Unsure of how to begin the search for answers to the night's unexpected developments, I decided to rely on the only form of research I felt I was truly qualified in-- Facebook stalking. Although I hadn't had a Facebook for a few years, I had once been quite skilled in the art.
I had not visited Jason's Facebook page since his death. I hated the idea of seeing our friends and family mourning from behind their screens and smiling pictures. Instead, I had deleted my own account a few weeks later.
I could still remember, though that his profile picture was one take on our honeymoon. We were seated poolside, me leaning comfortably back against his chest. Something must have been happening just off camera, because our heads were slightly turned and we were both laughing. A copy of the picture sat on the dresser across from me.
In seeing the photo, I was always struck by the fact that the two joy-filled subjects were strangers to me. It was almost as though in taking the photograph we had given ourselves the permission to forget the moment. I couldn't remember what it was the couple was laughing at. I had no recollection of what the girl had planned for the day or if her husband's chin resting gently against her shoulder still pulled so much of her attention.

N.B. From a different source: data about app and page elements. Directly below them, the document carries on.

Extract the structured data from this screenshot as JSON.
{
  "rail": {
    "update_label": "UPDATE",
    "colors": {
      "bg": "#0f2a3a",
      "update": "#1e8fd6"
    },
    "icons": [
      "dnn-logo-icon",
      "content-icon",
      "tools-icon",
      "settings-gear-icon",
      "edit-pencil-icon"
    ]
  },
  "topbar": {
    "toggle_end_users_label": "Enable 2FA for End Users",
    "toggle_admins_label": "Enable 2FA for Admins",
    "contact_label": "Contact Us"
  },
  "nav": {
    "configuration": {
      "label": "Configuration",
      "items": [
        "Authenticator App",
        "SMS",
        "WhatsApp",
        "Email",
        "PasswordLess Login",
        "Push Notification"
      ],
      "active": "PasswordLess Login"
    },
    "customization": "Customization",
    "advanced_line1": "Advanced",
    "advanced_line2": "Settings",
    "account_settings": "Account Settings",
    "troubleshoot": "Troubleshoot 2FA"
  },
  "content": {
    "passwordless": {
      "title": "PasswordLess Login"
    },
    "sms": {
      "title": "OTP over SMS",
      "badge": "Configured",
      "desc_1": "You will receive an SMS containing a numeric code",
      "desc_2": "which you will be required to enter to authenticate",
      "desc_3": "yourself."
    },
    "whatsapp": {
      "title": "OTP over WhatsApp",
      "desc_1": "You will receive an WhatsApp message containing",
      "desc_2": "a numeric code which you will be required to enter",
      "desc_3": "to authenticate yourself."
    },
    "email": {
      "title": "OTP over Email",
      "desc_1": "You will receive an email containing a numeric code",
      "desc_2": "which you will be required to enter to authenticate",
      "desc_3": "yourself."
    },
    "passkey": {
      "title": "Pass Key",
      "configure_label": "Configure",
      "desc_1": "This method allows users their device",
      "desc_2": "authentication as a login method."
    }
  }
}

I could remember one Saturday morning, waking up before Jason and watching as the light from the window above our bed played gently across his sleeping face. I could almost word for word repeat a ridiculous fight we had once had over cereal brands. But it was the most well-documented moments that had faded the fastest, as the people in their frames seemed to grow more distant with time.
After paying the babysitter and checking in on Ella, I showered and changed into an old t-shirt. I curled up on my bed and pulled my laptop off of the nightstand. Opening Facebook, I clicked "Create An Account" and input the minimum details required. After re-acclimating myself to the online world, I typed Jason's name into the search bar. Instead of the laughing photo, a list of search options stared back at me. I scrolled through them, an entire list of Jason Mackenzie's smiled from the screen. But none of them were my Jason.
Confused, I tried typing the name into my Google search bar. Jason Mackenzie had won the final wrestling match of his senior year two years ago in high school in Utah. Jason Mackenzie worked for a law firm in New York as a junior associate. Jason Mackenzie had died at the age of 81 leaving behind his 4 surviving children and 13 grandchildren. But my Jason Mackenzie remained nowhere to be found in the ten pages I searched before giving up. I tried every key word I could think to apply-- "army", "Indianapolis", "Purdue University." I even typed in my own name with his.
But not a single result hinted at the life my husband had left behind. There was no obituary, no wedding announcement, no Facebook or forgotten myspace. I shut my computer as dread and confusion tangled, creating a knot in the pit of my stomach.
Without explanation, Jason had walked back into my life one Thursday evening at 8:35pm. At some point between that moment and the time I had learned of his death, Jason Mackenzie had disappeared, without so much as a trail of virtual breadcrumbs for one to follow.
I turned off the light and lay awake in the dark.